Sen. Edward M. Kennedy described perfectly the federal budget that was submitted by President Bush and approved by Congress on a party-line vote last week:
“This budget says the lives of poor mothers and poor children are not that important after all. Under this budget, tax breaks for the rich are more important than life itself.”
When Bush claims to uphold “family values” and “the culture of life,” he’s not telling the whole truth. Bush supports the values of families who live in gated communities and send kids to expensive private schools and checks to the Republican National Committee. As for “the culture of life,” that means the government breaking in on wombs and families to defend fetuses and Terri Schiavos. Bush’s “life” culture does not cover the tens of thousands of innocent Iraqi civilians — men, women and children — killed in the American invasion and occupation of their country. Nor does it apply to American servicemen and women, obviously, or Bush would be making greater efforts to bring them home. His is a culture of life except for those who are expendable.
Bush’s budget would add another $106 billion in tax breaks for his rich friends and contributors, driving up deficits, while cutting programs for the non-rich. Medicaid, which provides health care to needy elderly, children and people with disabilities, would get a $10 billion cut. Medicaid recipients are unable to kick in to election campaigns. In lieu of donations, Bush has asked that they die quietly.
The Medicaid cut will hit Arkansas especially hard, because the state has a high rate of federal contribution to state contribution — roughly $3 of federal money for every $1 of state money. To be precise, the federal match in Arkansas is 74.75 percent. Only Mississippi receives a higher federal match — 77.08 percent.
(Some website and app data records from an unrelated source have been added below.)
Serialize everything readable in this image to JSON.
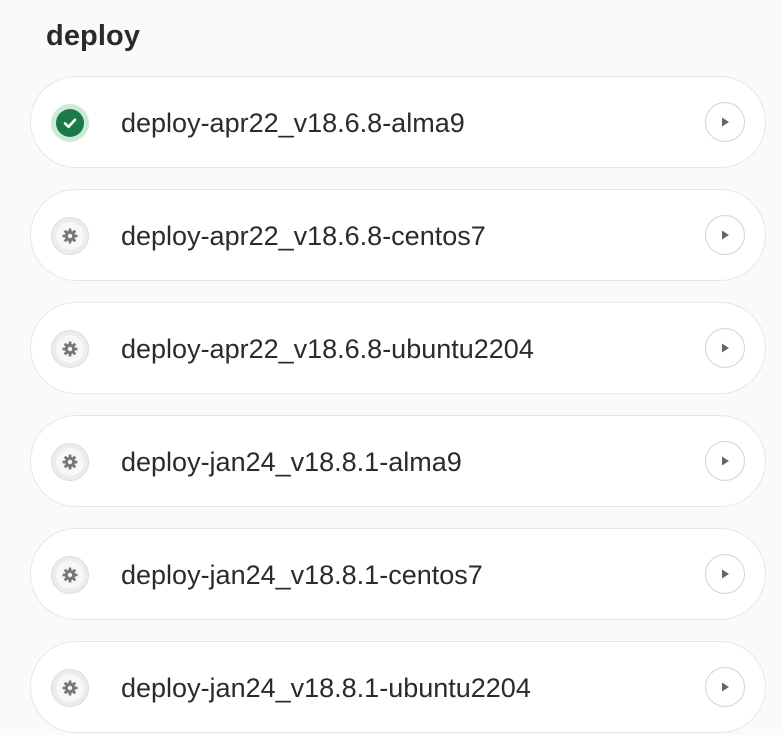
{
  "stage": {
    "title": "deploy"
  },
  "jobs": [
    {
      "name": "deploy-apr22_v18.6.8-alma9",
      "status": "success",
      "status_icon": "check-circle-icon",
      "action_icon": "play-icon"
    },
    {
      "name": "deploy-apr22_v18.6.8-centos7",
      "status": "manual",
      "status_icon": "gear-icon",
      "action_icon": "play-icon"
    },
    {
      "name": "deploy-apr22_v18.6.8-ubuntu2204",
      "status": "manual",
      "status_icon": "gear-icon",
      "action_icon": "play-icon"
    },
    {
      "name": "deploy-jan24_v18.8.1-alma9",
      "status": "manual",
      "status_icon": "gear-icon",
      "action_icon": "play-icon"
    },
    {
      "name": "deploy-jan24_v18.8.1-centos7",
      "status": "manual",
      "status_icon": "gear-icon",
      "action_icon": "play-icon"
    },
    {
      "name": "deploy-jan24_v18.8.1-ubuntu2204",
      "status": "manual",
      "status_icon": "gear-icon",
      "action_icon": "play-icon"
    }
  ],
  "colors": {
    "success": "#1a7a48",
    "success_halo": "#cfe9d8",
    "manual_icon": "#777777",
    "play_icon": "#666666",
    "text": "#2b2b2b"
  }
}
Eleven states receive the lowest possible match — 50 percent, or $1 of federal money for each $1 of state money.
Food stamps and agriculture programs would be cut $3 billion. According to the Arkansas Hunger Coalition, as many as 12,000 of the 370,000 Arkansans receiving food stamps could be eliminated from the program. Over 95 percent of food stamp benefits go to households with incomes below the federal poverty level. More than half of all food stamp recipients are children; another quarter are elderly or disabled. A U.S. Department of Agriculture report last November named Arkansas as the state with the highest rate of hunger.
Other domestic programs — including K-12 education, housing, veterans health care and environmental protection — would be cut by $23 billion in 2006. The cut would grow to $59 billion in 2010.
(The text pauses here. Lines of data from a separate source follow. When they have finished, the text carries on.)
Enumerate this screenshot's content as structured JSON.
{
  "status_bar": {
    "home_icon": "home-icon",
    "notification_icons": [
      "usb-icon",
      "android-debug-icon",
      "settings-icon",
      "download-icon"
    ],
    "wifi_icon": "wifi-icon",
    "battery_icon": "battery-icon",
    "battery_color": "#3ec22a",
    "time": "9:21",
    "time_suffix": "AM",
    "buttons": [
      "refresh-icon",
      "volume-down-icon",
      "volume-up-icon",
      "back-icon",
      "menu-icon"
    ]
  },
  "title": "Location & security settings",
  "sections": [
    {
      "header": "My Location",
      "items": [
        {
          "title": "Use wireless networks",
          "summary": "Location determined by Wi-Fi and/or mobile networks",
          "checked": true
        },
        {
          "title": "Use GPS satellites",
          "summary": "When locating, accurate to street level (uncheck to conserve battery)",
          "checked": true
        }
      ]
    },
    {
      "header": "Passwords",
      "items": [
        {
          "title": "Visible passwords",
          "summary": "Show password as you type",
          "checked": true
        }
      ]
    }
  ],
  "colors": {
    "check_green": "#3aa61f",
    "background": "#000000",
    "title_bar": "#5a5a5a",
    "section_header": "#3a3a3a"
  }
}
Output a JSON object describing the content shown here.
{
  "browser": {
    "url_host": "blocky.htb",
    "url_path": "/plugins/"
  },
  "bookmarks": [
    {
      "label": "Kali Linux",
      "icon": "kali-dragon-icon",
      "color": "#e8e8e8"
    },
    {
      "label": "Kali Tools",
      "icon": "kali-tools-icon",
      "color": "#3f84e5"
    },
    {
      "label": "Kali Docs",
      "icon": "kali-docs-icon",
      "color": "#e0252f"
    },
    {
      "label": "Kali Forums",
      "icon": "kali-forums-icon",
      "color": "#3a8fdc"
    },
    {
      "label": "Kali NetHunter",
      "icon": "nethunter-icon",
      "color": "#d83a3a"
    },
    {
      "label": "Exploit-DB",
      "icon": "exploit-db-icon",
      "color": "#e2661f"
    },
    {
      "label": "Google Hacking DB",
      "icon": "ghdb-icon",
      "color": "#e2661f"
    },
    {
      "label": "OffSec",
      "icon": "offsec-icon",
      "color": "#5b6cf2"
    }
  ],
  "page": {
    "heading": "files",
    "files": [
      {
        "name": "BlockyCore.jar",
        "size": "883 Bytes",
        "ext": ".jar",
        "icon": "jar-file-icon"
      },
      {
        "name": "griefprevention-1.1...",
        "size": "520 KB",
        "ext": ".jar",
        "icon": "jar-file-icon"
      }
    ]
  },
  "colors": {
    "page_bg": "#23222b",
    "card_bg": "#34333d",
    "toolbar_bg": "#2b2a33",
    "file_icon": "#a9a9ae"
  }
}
To their credit, both of Arkansas’s senators and three of the state’s four representatives voted against Bush’s budget. Rep. John Boozman once again put partisanship ahead of people.
KARK reports that police shot a man in an alley behind Ernie Biggs on Clinton Avenue in the River Market district about 2 a.m. today. His condition was not known, but initial reports said he was in surgery. UPDATE: The shooting was fatal.
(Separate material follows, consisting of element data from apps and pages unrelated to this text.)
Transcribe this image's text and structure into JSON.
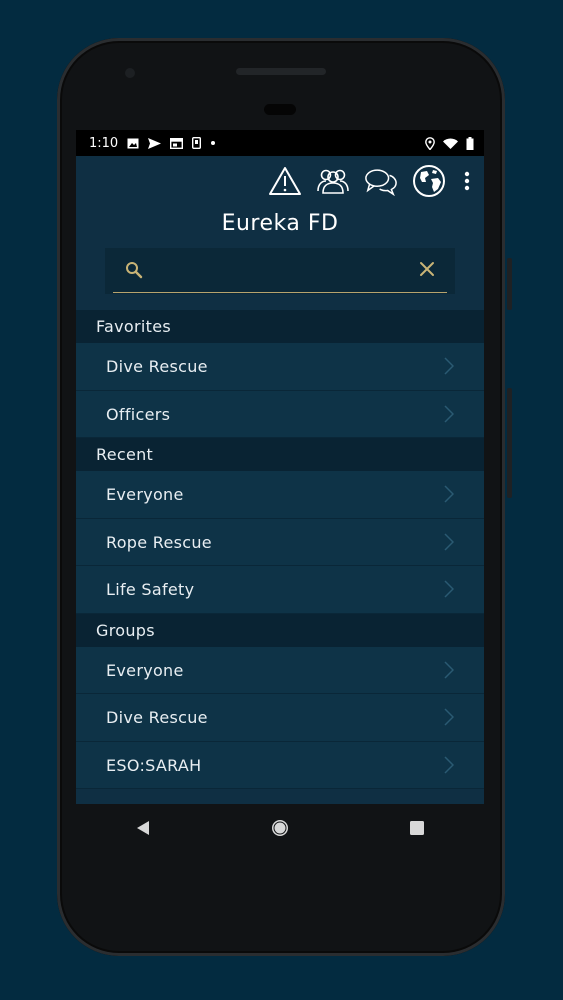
{
  "status_bar": {
    "time": "1:10",
    "left_icons": [
      "image-icon",
      "send-icon",
      "calendar-icon",
      "phone-icon",
      "dot-icon"
    ],
    "right_icons": [
      "location-icon",
      "wifi-icon",
      "battery-icon"
    ]
  },
  "app_bar": {
    "icons": [
      "alert-triangle-icon",
      "people-icon",
      "chat-bubbles-icon",
      "globe-icon",
      "more-vertical-icon"
    ]
  },
  "title": "Eureka FD",
  "search": {
    "value": "",
    "placeholder": ""
  },
  "sections": [
    {
      "header": "Favorites",
      "items": [
        "Dive Rescue",
        "Officers"
      ]
    },
    {
      "header": "Recent",
      "items": [
        "Everyone",
        "Rope Rescue",
        "Life Safety"
      ]
    },
    {
      "header": "Groups",
      "items": [
        "Everyone",
        "Dive Rescue",
        "ESO:SARAH"
      ]
    }
  ],
  "nav_bar": {
    "icons": [
      "back-icon",
      "home-icon",
      "recents-icon"
    ]
  },
  "colors": {
    "background": "#032b40",
    "screen": "#0f2f43",
    "row": "#0e3347",
    "section_header": "#092333",
    "accent": "#b7a46e"
  }
}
Federal Judge Brian Miller has affirmed his decision to dismiss the city of Little Rock and former Police Chief Stuart Thomas as defendants in a lawsuit brought by the mother of Bobby Moore, killed by then-Office Josh Hastings in 2012.
Hog fans just can't quit blaming the refs for the NCAA men's basketball tournament loss to North Carolina. Now the Arkansas Senate has gotten in on the act, with this resolution introduced by Democratic Sen. Keith Ingram and getting bipartisan co-sponsorship from that brutish and short sandlot roundball player, Republican Sen. Jeremy Hutchinson.
IndieWire breaks news long whispered downtown — a more ambitious successor to the Little Rock Film Festival is in the works, with backing from writer/director Jeff Nichols, a Little Rock native. His "Loving" has won wide acclaim recently.
We're sad to report that Doug Smith has decided to retire. Though he's been listed as an associate editor on our masthead for the last 22 years, he has in fact been the conscience of the Arkansas Times. He has written all but a handful of our unsigned editorials since we introduced an opinion page in 1992.
Last week, Attorney General Dustin McDaniel became the first elected statewide official to express support for same-sex marriage. His announcement came days before Circuit Judge Chris Piazza is expected to rule on a challenge to the state's constitutional ban on same-sex marriage. Soon after, a federal challenge of the law is expected to move forward. McDaniel has pledged to "zealously" defend the Arkansas Constitution but said he wanted the public to know where he stood.
Remarking as we were on the dreariness of this year's election campaigns, we failed to pay sufficient tribute to the NRA, one of the most unsavory and, in its predictability, dullest of the biennial participants in the passing political parade.